If you want to ensure you don’t inadvertently relapse and prevent anyone else on your project from doing the same, check out Hold Please.

Enjoy your saner future.

Testing ActiveRecord Transactions the Right Way

May 20th, 2014

Database transactions are a way of making multiple queries to a database such that all of them must succeed or none of them will. This helps prevent data from getting into an unexpected state. Take for example a user signing up.

# app/controllers/users_controller.rb
def create
  # ...!

  # ...

It’s possible that the second query might fail, which would leave the user in a bad state: the user will be created but won’t be charged. Transactions to the rescue!

# app/controllers/users_controller.rb
def create
  # ...

  @user.transaction do!

  # ...

Now, if subscribe! raises an exception the transaction will fail and the database will roll back. It will be like nothing ever happened.

This is all pretty straight-forward, but what can be a little confusing is how to test this. Let’s walk through it.

Transactions only roll back when an exception is raised, so we need to force subscribe! to raise an exception. One way to do this would be with your mocking and stubbing framework of choice.

# test/controllers/users_controller_test.rb
it "must not create a user if billing fails" do

  post :create

  User.count.must_equal 0

But you’ll find that doesn’t quite work. The transaction will fail and correctly roll back the database but the uncaught exception continues to bubble up and fails our test before User.count can be tested.

In order to make them pass we’ll need to catch the exception somehow. One way would be to test the exception.

lambda {
  post :create
}.must_raise BillingError

Another approach would be to just rescue the exception.

  post :create

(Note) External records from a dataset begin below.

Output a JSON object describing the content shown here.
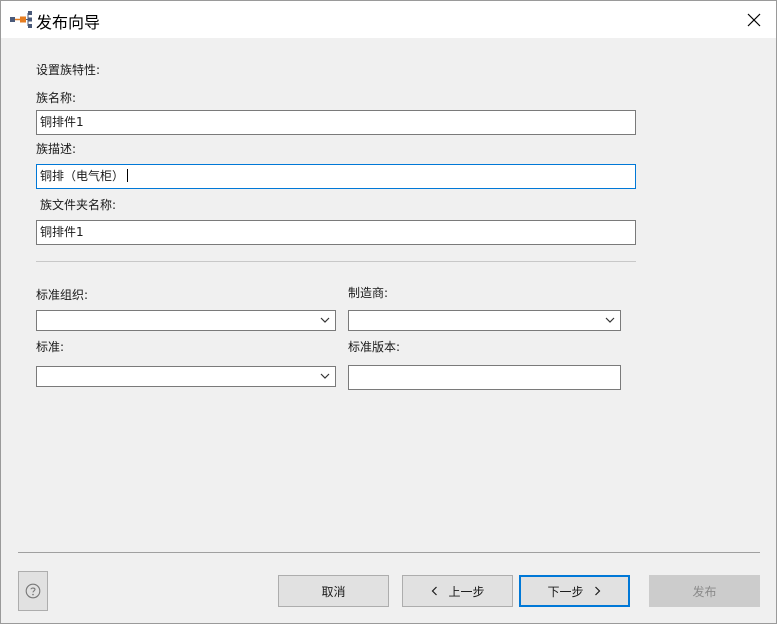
{
  "window": {
    "title": "发布向导"
  },
  "section": {
    "heading": "设置族特性:"
  },
  "fields": {
    "family_name": {
      "label": "族名称:",
      "value": "铜排件1"
    },
    "family_desc": {
      "label": "族描述:",
      "value": "铜排（电气柜）"
    },
    "folder_name": {
      "label": "族文件夹名称:",
      "value": "铜排件1"
    }
  },
  "props": {
    "standard_org": {
      "label": "标准组织:",
      "value": ""
    },
    "manufacturer": {
      "label": "制造商:",
      "value": ""
    },
    "standard": {
      "label": "标准:",
      "value": ""
    },
    "standard_version": {
      "label": "标准版本:",
      "value": ""
    }
  },
  "footer": {
    "help_icon": "question-circle-icon",
    "cancel": "取消",
    "prev": "上一步",
    "next": "下一步",
    "publish": "发布"
  },
  "colors": {
    "focus": "#0078d7",
    "accent": "#e67e22"
  }
}
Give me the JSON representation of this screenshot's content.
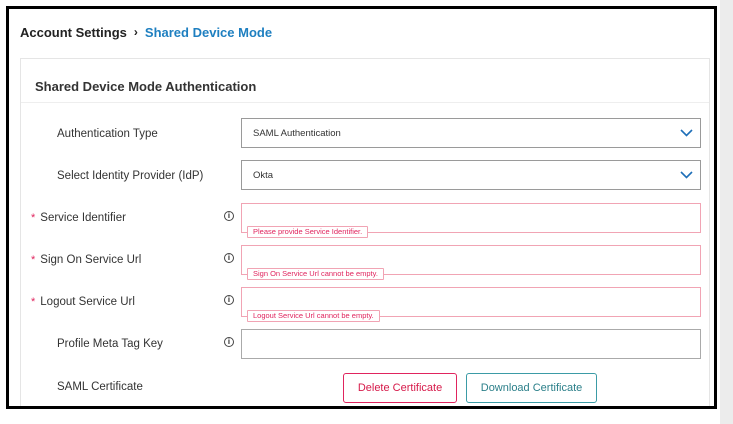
{
  "breadcrumb": {
    "root": "Account Settings",
    "separator": "›",
    "current": "Shared Device Mode"
  },
  "section": {
    "title": "Shared Device Mode Authentication"
  },
  "icons": {
    "chevron": "chevron-down-icon",
    "info": "info-icon",
    "required": "required-asterisk"
  },
  "colors": {
    "accent": "#1e7fc0",
    "error": "#e0245e",
    "teal": "#3b9ba6"
  },
  "fields": {
    "authentication_type": {
      "label": "Authentication Type",
      "value": "SAML Authentication"
    },
    "identity_provider": {
      "label": "Select Identity Provider (IdP)",
      "value": "Okta"
    },
    "service_identifier": {
      "label": "Service Identifier",
      "required_mark": "*",
      "info": "i",
      "error": "Please provide Service Identifier."
    },
    "sign_on_url": {
      "label": "Sign On Service Url",
      "required_mark": "*",
      "info": "i",
      "error": "Sign On Service Url cannot be empty."
    },
    "logout_url": {
      "label": "Logout Service Url",
      "required_mark": "*",
      "info": "i",
      "error": "Logout Service Url cannot be empty."
    },
    "profile_meta_tag_key": {
      "label": "Profile Meta Tag Key",
      "info": "i"
    },
    "saml_certificate": {
      "label": "SAML Certificate"
    }
  },
  "buttons": {
    "delete_certificate": "Delete Certificate",
    "download_certificate": "Download Certificate"
  }
}
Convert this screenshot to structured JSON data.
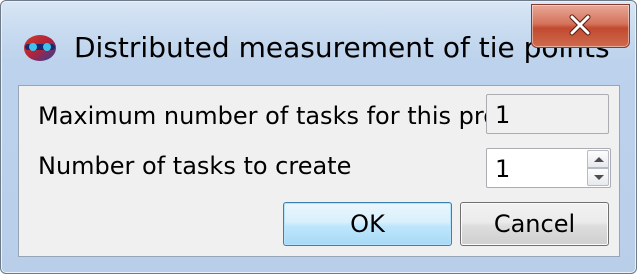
{
  "window": {
    "title": "Distributed measurement of tie points",
    "app_icon": "blue-red-sphere-with-glasses-icon",
    "close_icon": "close-x-icon"
  },
  "form": {
    "max_tasks_label": "Maximum number of tasks for this project",
    "max_tasks_value": "1",
    "tasks_to_create_label": "Number of tasks to create",
    "tasks_to_create_value": "1"
  },
  "buttons": {
    "ok_label": "OK",
    "cancel_label": "Cancel"
  },
  "colors": {
    "close_button": "#c14a2f",
    "default_button_border": "#3c7fb1"
  }
}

Either of these will work, and the test will pass, but both of these solutions are janky. They’re not quite right. Asserting the exception isn’t right because we don’t technically care that there was one. Rescuing the exception isn’t right because we’re not actually doing anything in response to the rescue. Both are just hacks we’re using in order to swallow the exception so we can test what we’re actually trying to test: the transaction.

There is a more idiomatic way to do this, and that’s with the suppress kernel method added by ActiveSupport, which exists for this very purpose—suppressing exceptions.

suppress(BillingError) do
  post :create

It’s entirely a semantic difference, but semantics exist for a reason. In the future, when this test is read or changed, the semantics will convey that the exception is irrelevant. The use of suppress reinforces the intent of the test.